* Problem to work on
Would you count how many lines of the entries below include the word "this"? Give nothing but the number.

--- Data extract Enclosed Below ---

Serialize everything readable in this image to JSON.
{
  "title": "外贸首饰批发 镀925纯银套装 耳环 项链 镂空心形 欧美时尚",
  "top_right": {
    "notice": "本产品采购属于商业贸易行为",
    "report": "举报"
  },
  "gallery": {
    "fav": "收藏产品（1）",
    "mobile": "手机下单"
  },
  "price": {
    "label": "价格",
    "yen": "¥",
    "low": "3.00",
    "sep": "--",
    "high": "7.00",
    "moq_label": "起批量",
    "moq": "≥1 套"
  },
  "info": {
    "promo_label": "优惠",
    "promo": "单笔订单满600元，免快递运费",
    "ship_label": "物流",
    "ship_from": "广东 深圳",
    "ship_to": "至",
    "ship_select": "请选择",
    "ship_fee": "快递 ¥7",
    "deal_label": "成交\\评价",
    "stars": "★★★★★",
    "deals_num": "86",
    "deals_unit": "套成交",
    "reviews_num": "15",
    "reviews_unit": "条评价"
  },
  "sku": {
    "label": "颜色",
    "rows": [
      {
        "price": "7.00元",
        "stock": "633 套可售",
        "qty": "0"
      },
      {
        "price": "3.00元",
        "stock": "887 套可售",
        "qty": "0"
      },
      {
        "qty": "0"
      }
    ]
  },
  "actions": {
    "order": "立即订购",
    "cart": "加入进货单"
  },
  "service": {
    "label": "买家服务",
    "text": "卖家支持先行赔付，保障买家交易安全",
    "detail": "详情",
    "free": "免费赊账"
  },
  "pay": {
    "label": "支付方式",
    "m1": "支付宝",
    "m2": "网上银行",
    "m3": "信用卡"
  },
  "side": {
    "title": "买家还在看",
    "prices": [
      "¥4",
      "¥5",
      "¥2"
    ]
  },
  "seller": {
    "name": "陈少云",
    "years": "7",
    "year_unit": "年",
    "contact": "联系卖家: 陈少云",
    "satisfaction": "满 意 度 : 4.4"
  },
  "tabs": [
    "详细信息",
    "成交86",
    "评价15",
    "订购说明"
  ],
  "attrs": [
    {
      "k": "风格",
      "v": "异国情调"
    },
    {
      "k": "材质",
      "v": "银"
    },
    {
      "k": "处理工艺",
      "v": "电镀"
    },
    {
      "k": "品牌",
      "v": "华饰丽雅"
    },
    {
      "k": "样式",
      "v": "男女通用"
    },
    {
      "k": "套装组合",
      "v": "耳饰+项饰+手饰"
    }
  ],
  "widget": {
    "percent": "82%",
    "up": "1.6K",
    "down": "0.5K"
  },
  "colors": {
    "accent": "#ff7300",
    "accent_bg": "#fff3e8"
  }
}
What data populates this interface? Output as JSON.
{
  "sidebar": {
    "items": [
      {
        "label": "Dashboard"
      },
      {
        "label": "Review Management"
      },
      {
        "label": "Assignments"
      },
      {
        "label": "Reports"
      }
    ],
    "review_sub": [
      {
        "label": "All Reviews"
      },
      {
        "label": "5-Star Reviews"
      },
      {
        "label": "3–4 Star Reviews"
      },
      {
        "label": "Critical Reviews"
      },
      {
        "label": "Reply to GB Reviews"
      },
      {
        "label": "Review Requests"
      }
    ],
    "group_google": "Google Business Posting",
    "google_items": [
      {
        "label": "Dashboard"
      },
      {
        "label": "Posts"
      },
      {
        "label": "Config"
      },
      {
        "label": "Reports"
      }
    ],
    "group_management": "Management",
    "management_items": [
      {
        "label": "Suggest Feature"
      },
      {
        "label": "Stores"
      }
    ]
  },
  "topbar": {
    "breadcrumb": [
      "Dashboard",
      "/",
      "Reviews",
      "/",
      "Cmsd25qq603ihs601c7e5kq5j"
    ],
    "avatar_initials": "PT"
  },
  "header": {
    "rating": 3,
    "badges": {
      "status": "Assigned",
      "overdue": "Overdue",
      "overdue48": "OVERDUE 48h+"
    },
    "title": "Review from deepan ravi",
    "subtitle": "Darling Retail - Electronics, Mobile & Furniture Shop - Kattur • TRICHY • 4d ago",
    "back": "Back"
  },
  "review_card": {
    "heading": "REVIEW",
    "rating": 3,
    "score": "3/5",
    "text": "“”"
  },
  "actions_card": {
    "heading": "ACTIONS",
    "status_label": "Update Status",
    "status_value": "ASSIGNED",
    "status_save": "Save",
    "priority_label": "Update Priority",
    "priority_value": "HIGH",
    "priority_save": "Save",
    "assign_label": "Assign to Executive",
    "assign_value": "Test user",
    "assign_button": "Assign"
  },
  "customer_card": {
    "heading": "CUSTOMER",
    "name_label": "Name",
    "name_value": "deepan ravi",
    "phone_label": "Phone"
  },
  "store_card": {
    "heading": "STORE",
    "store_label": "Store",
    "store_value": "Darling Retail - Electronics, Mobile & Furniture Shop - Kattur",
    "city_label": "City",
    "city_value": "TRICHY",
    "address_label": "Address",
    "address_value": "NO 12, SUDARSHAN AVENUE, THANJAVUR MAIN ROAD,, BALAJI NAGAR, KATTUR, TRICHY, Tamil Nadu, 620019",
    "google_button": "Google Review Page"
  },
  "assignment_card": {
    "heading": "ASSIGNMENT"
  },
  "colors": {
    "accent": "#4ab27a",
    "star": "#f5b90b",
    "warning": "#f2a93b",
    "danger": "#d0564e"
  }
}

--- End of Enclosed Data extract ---

* Response box
2